Anytime someone asks me what I do for a living, I tell them I’m a storyteller. Sure, I have a more formal title than that, but telling stories is what drives everything I do. I’m a firm believer that everyone has a unique and important story to tell. Those stories connect us and can teach us.Unfortunately, we sometimes become so insulated in our own lives that we fail to hear other people’s stories and the lessons they can teach us.
I thought about that a few months ago when I attended an event hosted by my daughter Riley’s eighth-grade class. The event was the culmination of a yearlong project the grade had been working on about the Holocaust. They had read and discussed Elie Wiesel’s book Night, visited local museum exhibits on the subject, and, finally, completed a report on both an individual who was directly affected by the Holocaust whom they had chosen and someone the students knew who had faced a situation where they had to stand up for justice.
The entire project was amazing. The most powerful part, though, was the guest speaker the students’ teacher had lined up for that day. Conrad Weiner is a survivor of and a witness to the Holocaust. That day, at a Catholic grade school on the west side of Cincinnati, he took everything the students had learned and put a face to it.
A Harrowing Story
When Conrad was very young, he spent four years in a concentration camp in Romania. His memories, he says, are that he “was always hungry and cold, and that people were dying every day.” His mother, he says, saved his life in the camp. His stories of the experience are chilling and disturbing. Many of his other memories are ones that his mother and other family members would recount each Friday night after Shabbat dinner. His mother would remind him: “Do not forget.”
Conrad says he began telling his story about 13 years ago when he was working as a substitute teacher. During a history class on World War II, a high school student, who knew that Conrad was from Europe, asked if he had met Hitler. Conrad says he told the student that not only was Europe a rather large area, he and Hitler also didn’t exactly run in the same social circles.
When the boy asked what Conrad did during the war, he told the student that he had spent four years in a concentration camp. The student asked Conrad, “What were you concentrating on?” That interaction prompted Conrad to share his story with others “in an attempt to educate the last generation to see a survivor.”
After his talk, I asked what he wanted people to always remember about the Holocaust. He said, “The Holocaust was made possible by indifference and hate. The international community remained passive for too long, and it is unfortunate that we did not learn from this calamity. The killing of innocent adults and children continues to this day.”

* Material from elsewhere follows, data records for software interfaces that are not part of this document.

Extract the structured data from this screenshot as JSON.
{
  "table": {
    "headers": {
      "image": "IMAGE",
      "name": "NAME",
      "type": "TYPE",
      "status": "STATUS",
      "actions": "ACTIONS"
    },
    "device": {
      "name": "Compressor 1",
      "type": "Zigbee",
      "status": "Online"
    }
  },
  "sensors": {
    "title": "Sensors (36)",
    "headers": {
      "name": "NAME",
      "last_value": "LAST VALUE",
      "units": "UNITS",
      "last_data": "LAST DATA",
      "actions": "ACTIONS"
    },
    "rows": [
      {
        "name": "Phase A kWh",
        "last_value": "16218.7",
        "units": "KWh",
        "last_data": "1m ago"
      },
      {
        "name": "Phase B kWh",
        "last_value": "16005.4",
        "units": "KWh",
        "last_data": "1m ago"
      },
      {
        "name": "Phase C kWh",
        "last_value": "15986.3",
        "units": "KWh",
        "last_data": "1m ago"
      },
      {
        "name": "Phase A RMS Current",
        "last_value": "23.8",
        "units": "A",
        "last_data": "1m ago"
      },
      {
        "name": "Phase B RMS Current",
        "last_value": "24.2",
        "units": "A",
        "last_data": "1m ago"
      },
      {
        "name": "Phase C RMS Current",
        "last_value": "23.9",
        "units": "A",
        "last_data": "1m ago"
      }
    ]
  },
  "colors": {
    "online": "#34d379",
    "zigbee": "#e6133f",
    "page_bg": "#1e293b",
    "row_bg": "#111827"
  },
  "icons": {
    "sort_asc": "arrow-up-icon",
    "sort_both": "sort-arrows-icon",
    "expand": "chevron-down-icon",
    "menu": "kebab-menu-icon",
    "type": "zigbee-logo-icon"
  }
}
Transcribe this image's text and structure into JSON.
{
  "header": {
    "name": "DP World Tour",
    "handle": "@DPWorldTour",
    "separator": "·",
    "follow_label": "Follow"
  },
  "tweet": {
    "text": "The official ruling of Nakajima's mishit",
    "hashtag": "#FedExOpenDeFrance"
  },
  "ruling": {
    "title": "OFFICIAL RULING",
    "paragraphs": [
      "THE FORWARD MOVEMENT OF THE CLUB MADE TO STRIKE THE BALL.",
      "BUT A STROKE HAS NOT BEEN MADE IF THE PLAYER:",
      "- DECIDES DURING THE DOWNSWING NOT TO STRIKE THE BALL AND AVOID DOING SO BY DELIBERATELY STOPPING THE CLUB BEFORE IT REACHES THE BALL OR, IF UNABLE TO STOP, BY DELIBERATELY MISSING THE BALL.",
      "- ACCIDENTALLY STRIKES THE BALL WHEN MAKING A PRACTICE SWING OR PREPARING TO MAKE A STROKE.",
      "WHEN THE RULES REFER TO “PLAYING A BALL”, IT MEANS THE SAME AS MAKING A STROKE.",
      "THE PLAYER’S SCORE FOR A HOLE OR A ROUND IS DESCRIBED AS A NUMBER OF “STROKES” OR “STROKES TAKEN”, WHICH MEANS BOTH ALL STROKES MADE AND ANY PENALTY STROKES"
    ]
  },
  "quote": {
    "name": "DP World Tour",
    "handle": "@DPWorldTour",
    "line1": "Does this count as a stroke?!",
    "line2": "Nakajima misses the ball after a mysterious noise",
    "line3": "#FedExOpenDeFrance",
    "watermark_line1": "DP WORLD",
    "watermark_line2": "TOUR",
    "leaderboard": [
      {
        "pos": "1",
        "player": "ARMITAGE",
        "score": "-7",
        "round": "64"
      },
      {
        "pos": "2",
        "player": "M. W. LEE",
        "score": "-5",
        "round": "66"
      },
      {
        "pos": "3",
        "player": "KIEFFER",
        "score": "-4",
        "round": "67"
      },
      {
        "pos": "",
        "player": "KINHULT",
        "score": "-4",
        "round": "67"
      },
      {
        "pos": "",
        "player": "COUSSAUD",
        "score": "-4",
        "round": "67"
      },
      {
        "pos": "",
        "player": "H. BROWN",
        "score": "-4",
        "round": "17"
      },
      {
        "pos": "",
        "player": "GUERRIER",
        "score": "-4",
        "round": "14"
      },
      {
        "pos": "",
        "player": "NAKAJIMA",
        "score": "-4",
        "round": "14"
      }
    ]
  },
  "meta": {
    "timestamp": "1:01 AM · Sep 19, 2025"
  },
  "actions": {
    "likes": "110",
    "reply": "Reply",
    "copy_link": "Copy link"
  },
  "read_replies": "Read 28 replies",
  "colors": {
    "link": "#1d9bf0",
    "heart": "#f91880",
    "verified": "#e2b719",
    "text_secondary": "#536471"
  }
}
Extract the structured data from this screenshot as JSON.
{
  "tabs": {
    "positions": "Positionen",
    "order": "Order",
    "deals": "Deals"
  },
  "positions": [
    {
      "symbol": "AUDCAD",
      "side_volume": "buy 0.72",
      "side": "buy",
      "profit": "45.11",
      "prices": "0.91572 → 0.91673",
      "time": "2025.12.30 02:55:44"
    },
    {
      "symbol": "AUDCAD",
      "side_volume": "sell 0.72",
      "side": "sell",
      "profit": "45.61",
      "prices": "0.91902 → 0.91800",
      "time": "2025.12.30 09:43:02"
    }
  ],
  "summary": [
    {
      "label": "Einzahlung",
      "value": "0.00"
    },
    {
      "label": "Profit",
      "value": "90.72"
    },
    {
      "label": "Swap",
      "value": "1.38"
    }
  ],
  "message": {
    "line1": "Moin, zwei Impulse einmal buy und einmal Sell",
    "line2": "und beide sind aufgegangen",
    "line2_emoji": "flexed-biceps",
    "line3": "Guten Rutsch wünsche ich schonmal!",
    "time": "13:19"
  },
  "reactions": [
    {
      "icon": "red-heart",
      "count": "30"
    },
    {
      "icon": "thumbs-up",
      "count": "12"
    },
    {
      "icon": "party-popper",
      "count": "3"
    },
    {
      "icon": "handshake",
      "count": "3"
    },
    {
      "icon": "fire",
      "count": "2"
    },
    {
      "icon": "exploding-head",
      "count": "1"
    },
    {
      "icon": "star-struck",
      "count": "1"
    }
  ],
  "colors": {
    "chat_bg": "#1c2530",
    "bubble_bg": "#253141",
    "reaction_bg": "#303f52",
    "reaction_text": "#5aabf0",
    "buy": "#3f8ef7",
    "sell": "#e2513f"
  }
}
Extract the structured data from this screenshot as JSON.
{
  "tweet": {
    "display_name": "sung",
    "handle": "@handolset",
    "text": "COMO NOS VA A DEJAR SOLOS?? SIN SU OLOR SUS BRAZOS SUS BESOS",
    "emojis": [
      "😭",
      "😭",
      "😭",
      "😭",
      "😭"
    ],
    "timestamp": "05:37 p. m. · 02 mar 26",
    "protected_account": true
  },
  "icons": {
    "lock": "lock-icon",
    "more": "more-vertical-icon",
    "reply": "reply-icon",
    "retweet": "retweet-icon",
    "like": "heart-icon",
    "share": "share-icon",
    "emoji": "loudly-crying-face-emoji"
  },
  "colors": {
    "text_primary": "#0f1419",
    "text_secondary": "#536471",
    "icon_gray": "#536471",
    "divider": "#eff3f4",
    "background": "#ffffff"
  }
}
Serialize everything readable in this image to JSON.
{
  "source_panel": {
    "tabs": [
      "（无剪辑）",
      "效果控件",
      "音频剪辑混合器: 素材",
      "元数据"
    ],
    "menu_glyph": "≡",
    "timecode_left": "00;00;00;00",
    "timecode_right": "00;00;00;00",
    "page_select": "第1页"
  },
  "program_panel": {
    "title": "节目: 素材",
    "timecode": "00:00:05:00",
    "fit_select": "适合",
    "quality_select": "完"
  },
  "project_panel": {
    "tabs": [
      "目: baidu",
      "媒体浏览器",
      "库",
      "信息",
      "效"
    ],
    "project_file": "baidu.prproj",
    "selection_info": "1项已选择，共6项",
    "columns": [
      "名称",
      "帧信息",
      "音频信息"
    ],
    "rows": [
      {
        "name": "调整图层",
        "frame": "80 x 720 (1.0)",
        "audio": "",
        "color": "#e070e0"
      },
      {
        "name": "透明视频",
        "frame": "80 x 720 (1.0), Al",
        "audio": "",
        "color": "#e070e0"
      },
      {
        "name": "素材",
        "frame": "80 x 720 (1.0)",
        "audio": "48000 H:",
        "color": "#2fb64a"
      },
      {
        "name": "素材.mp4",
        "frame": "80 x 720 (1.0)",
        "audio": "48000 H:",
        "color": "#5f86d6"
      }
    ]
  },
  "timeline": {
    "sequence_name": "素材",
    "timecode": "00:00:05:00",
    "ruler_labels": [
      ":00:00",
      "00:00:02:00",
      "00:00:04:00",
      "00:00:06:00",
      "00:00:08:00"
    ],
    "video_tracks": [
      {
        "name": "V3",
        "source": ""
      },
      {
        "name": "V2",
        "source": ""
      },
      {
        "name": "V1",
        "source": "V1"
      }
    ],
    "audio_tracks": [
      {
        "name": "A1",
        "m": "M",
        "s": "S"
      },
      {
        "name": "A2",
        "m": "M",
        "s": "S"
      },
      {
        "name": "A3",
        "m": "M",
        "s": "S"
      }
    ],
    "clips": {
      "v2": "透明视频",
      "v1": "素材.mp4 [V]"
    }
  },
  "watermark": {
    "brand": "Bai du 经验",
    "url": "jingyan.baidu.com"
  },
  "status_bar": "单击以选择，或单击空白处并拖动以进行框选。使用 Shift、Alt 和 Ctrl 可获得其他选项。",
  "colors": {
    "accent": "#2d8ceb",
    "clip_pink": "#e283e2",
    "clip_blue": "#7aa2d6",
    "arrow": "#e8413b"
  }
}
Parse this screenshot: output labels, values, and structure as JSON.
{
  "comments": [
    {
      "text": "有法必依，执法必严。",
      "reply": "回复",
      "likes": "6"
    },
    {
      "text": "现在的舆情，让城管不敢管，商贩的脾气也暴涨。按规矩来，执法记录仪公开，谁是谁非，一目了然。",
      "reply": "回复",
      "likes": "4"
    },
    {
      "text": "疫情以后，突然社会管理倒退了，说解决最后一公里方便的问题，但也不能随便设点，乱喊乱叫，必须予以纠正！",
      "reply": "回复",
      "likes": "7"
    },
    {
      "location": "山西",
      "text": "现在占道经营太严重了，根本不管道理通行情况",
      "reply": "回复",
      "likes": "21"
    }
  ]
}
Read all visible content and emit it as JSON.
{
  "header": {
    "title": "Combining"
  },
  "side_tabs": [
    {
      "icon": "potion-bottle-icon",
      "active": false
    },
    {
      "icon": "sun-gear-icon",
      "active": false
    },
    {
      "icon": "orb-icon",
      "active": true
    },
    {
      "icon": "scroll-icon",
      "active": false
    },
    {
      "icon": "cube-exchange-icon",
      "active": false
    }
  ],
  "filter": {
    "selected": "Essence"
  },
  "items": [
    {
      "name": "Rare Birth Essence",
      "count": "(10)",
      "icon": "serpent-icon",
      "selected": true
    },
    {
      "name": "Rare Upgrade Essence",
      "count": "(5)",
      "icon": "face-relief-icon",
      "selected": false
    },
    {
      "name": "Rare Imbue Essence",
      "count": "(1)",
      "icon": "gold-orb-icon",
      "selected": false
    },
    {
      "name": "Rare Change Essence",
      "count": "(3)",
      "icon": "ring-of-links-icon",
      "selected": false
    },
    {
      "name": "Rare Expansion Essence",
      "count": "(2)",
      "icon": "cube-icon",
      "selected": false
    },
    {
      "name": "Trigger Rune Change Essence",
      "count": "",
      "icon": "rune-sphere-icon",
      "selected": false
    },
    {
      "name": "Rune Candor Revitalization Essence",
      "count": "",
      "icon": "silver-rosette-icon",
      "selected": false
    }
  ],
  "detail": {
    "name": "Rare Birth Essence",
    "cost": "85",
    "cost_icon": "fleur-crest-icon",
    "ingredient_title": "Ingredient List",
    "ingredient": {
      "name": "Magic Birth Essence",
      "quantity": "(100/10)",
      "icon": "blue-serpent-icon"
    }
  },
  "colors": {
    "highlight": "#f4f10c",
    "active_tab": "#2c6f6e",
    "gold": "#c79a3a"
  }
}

What are their stories? I wondered. One look at the faces of those students and others in attendance that day told me that there are so many stories we need to hear, yet haven’t. We must seek them out, listen to them, and share them. Because everyone’s story deserves to be told.